N.B., Nfld. and Labr. (Nfld.), N.S., Ont., Que., Conn., Ga., Maine, Mass., Mich., Minn., N.H., N.J., N.Y., N.C., Ohio, Pa., S.C., Tenn., Va., W.Va.

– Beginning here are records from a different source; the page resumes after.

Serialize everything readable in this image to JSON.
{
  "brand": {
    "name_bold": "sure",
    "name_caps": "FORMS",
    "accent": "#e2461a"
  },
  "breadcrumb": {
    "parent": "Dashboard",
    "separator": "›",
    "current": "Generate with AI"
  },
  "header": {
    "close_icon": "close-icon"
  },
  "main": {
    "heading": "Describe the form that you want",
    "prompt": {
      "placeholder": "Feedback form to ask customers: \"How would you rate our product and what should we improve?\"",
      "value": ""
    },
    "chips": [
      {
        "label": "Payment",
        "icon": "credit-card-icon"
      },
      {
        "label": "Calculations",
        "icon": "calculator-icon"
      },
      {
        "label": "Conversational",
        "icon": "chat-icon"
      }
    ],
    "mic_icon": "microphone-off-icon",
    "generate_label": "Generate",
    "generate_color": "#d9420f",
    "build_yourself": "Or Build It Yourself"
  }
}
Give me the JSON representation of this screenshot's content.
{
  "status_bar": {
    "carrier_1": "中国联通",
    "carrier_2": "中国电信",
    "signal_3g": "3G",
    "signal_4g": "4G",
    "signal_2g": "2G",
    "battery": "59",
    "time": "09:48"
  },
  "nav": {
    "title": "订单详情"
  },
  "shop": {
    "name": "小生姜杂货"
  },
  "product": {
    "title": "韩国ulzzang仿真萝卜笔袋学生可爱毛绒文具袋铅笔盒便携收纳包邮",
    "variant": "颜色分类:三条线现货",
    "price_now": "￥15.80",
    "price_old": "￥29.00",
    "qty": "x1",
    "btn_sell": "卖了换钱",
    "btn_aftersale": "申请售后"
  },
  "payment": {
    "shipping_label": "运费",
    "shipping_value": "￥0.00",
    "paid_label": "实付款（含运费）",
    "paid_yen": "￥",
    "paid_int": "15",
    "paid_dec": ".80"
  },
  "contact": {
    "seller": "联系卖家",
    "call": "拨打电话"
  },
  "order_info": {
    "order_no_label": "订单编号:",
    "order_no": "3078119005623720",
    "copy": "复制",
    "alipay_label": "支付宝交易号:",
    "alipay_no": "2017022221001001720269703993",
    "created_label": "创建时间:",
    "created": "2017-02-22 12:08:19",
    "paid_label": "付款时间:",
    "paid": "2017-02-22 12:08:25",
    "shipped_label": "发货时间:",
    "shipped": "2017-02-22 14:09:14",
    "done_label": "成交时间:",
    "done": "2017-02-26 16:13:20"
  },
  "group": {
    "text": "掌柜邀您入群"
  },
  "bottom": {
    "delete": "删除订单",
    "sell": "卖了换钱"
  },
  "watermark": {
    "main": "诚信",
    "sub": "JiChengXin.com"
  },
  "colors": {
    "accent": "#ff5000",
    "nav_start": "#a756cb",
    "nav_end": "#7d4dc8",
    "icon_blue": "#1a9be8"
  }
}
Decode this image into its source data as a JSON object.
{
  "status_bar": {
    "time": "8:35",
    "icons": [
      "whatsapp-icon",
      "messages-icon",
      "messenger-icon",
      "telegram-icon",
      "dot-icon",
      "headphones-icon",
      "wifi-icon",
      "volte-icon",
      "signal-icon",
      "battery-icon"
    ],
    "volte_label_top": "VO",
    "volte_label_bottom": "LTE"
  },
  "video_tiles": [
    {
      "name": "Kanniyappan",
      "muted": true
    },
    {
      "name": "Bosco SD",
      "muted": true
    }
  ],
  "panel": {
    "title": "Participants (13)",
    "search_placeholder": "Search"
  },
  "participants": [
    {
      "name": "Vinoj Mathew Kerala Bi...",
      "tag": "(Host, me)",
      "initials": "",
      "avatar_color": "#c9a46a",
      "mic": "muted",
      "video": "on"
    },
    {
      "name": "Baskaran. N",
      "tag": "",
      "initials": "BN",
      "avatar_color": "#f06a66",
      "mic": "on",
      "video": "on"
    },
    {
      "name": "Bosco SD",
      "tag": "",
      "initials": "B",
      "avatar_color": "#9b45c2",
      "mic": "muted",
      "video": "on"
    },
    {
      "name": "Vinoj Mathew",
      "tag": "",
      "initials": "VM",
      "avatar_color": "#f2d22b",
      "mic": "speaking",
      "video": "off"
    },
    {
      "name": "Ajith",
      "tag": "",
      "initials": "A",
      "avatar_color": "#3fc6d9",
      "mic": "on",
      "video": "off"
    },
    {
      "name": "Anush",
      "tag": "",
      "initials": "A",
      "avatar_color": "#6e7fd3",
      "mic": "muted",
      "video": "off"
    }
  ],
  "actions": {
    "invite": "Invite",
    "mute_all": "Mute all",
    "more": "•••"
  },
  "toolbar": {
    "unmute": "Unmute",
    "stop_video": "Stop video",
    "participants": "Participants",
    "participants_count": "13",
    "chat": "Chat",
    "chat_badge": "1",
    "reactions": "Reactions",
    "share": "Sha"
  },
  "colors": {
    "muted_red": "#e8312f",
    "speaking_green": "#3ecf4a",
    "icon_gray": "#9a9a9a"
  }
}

Bucklandiella venusta is largely restricted to the Appalachian Mountains, but ranges from Newfoundland to South Carolina and the Great Lakes Basin, westwards to Lake Superior. It has commonly been confused with B. affinis, B. heterosticha, B. sudetica, and B. microcarpa, and only recently has it been recognized as a distinct species. It is best distinguished by a combination of both gametophyte and sporophyte characters, including ovate and entirely hyaline innermost perichaetial bracts, variously bistratose leaf margins in 1–3(–4) cells rows that are recurved nearly to the apex, muticous or piliferous leaf apices, slightly differentiated alar cells, and an undifferentiated basal marginal border. Bucklandiella venusta is most likely to be mistaken for B. affinis, with which it shares the same form of the innermost perichaetial leaves, but the latter has predominantly 1-stratose leaf margins with only occasional 1-seriate 2-stratose spots that are not wavy or lumpy. Also, the costa in B. affinis is stronger, mostly 4-stratose basally with 5–7 enlarged adaxial cells, and the awn is usually longer, more slender, often narrow and capillaceous distally and flattened basally. Bucklandia heterosticha is unknown in the range of B. venusta but it has much broader and flatter, broadly canaliculate costa, a long hyaline awn, and predominantly 1-stratose leaf margins. Superficially, B. venusta is similar to B. sudetica, however they are only distantly related. They differ fundamentally in the form of the innermost perichaetial leaves, the latter having them only a bit different from the vegetative leaves. In addition, the plants of B. sudetica are less branched and have more weakly recurved leaf margins, to 1/2–3/4 the leaf length usually only on one side, and more or less smooth and even at the sides in the distal half. The latter feature would seem difficult to evaluate, but the leaf margins are so wavy to lumpy on the sides that with experience, this feature can effectively be used to separate the two species. Bucklandiella venusta should not be mistaken for B. microcarpa, the long basal marginal border of 8–15 pellucid, straight-walled cells in the latter being immediately diagnostic. Moreover, the leaf margins in B. microcarpa are 1-stratose, with only occasional 2-stratose spots in the distal portion and the costa has 3–4 much larger adaxial cells as visible in transverse-section.